Oil Up on Economic Data Despite EU Contagion Worry

Oil prices rose Tuesday on supportive data that pointed to continued economic growth in the fourth quarter, sending U.S. crude to a 16-week peak and offsetting concerns that the euro zone debt crisis will keep spreading.

Trading was choppy and Brent's December crude contract and U.S. December crude options expired, contributing to oil's price volatility, brokers and analysts said.

U.S. retail sales rose and wholesale prices fell in October and a gauge of New York state manufacturing showed growth in November, bolstering hopes for a stronger fourth-quarter economy.

Data showing the German and French economies managed to expand in the third quarter added support.

``The U.S. data helped, especially the retail sales, the Germany and France growth wasn't so bad and the expiration of December Brent and U.S. crude options will add to the volatility even as everyone worries about Europe's debt problems,'' said Gene McGillian, analyst at Tradition Energy in Stamford, Connecticut.

Oil's strength came despite a stronger dollar index, measuring the greenback against a basket of currencies. A stronger dollar can pressure dollar-denominated commodities.

The euro fell against the dollar and hit a five-week low against the yen.

Evidence of contagion came as Italian government bond yields again topped 7 percent, a financing level seen as unsustainable.

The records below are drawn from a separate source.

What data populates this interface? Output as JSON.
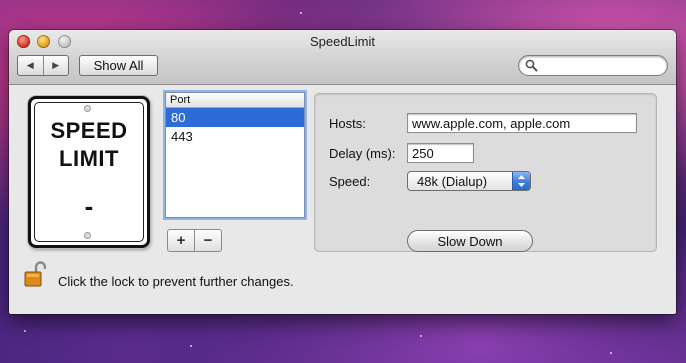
{
  "window": {
    "title": "SpeedLimit"
  },
  "toolbar": {
    "back_icon": "triangle-left",
    "forward_icon": "triangle-right",
    "show_all_label": "Show All",
    "search_value": ""
  },
  "sign": {
    "line1": "SPEED",
    "line2": "LIMIT",
    "value": "-"
  },
  "ports": {
    "header": "Port",
    "items": [
      "80",
      "443"
    ],
    "selected": "80",
    "add_label": "+",
    "remove_label": "−"
  },
  "settings": {
    "hosts_label": "Hosts:",
    "hosts_value": "www.apple.com, apple.com",
    "delay_label": "Delay (ms):",
    "delay_value": "250",
    "speed_label": "Speed:",
    "speed_value": "48k (Dialup)",
    "action_label": "Slow Down"
  },
  "lock": {
    "text": "Click the lock to prevent further changes.",
    "state": "unlocked"
  },
  "colors": {
    "selection": "#2d6bd6",
    "popup_accent": "#3b7ee0"
  }
}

U.S. stocks were higher, but also in choppy trading, led by gains in technology shares after concern about Europe had seemed to offset the cheery economic data.

Expiring ICE Brent December crude rose 50 cents to settle at $112.39 a barrel. The day's $111.62 low neared Brent's $111.43 100-day moving average and the $113.14 intraday peak was just above the 200-day moving average of $113.09.

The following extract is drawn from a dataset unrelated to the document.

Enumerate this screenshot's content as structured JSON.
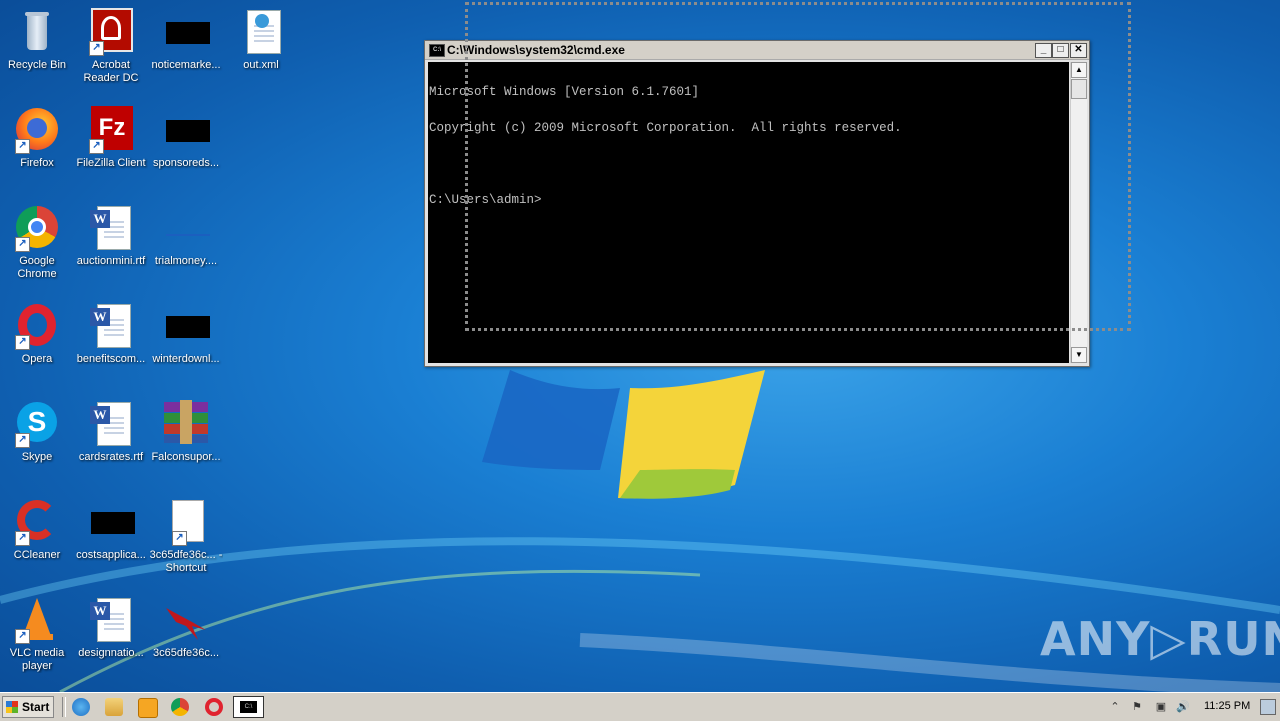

Brent January crude settled at $112.18, up 90 cents.

U.S. December crude rose $1.23 to settle at $99.37 a barrel, the highest close since July 26, after hitting a high at $99.84.

U.S. crude again neared 70 on the relative strength index on 14-day moving basis, a level that indicates it has been overbought and could be due for a correction lower.

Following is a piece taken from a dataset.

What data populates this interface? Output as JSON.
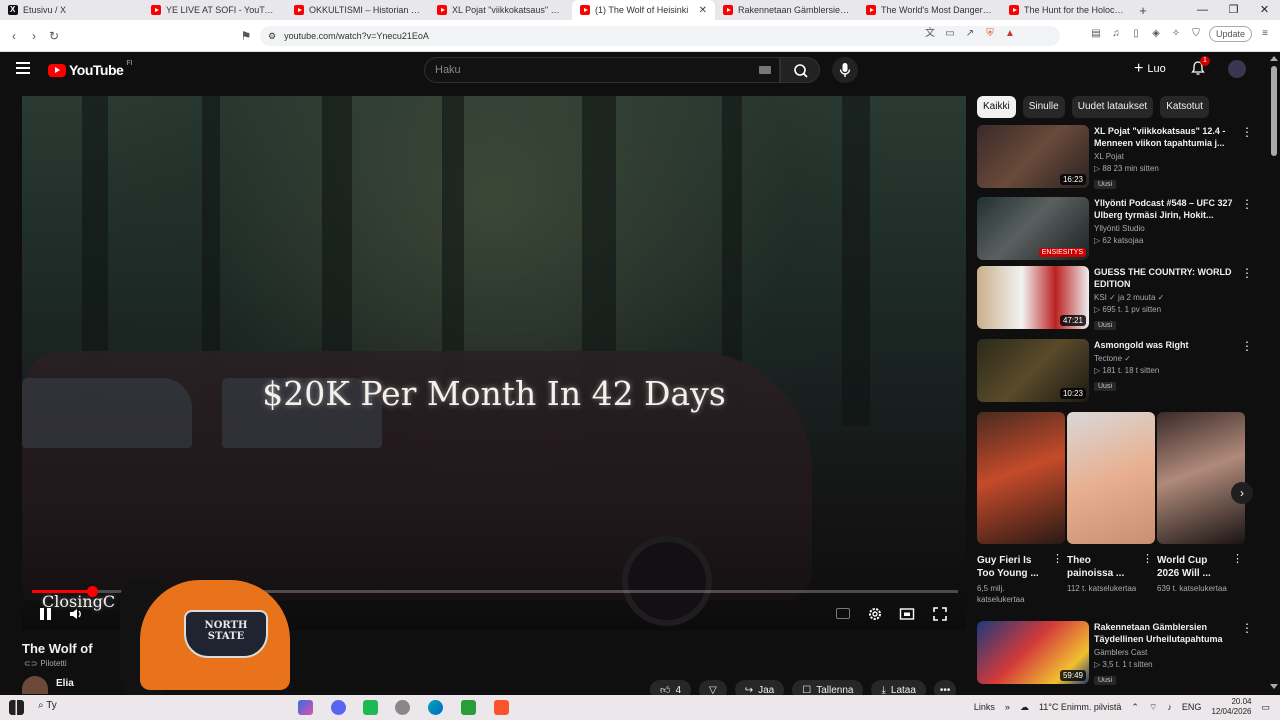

Brent's premium to U.S. crude narrowed to $12.57 a barrel intraday, the lowest since hitting $12.44 on June 27 as the spread continued its retreat from the $19.91 intraday peak reached on Nov. 8.

ICE Brent experienced one of the quietest expiries of its front contract in months, reflecting a better supplied prompt oil market in Europe as Libyan and West African crude oil flowed into the region, traders said.

After being unable to reach consensus on a production targets at its June meeting, OPEC is scheduled to meet again Dec. 14.

Iran's OPEC Governor Mohammad Ali Khatibi told Reuters that it was pressure from officials of consumer countries to increase production that led to the lack of consensus at the June meeting.


U.S. crude oil and refined products stockpiles were expected to have fallen last week, a survey of Reuters analysts showed.

Crude stocks were expected to be down 1.2 million barrels and distillate inventories were expected to be down 2.1 million barrels.

Gasoline stocks were estimated to be down 700,000 barrels.

U.S. retail gasoline demand remained sharply lower versus the year-ago period last week as pump prices stayed well above the 2010 period, MasterCard said in a weekly report.

Investors awaited fresh snapshots of U.S. oil inventories, starting with a report from the American Petroleum Institute on Tuesday at 4:30 p.m. EST (2130 GMT). The U.S. Energy Information Administration's report is due on Wednesday at 10:30 a.m. EST.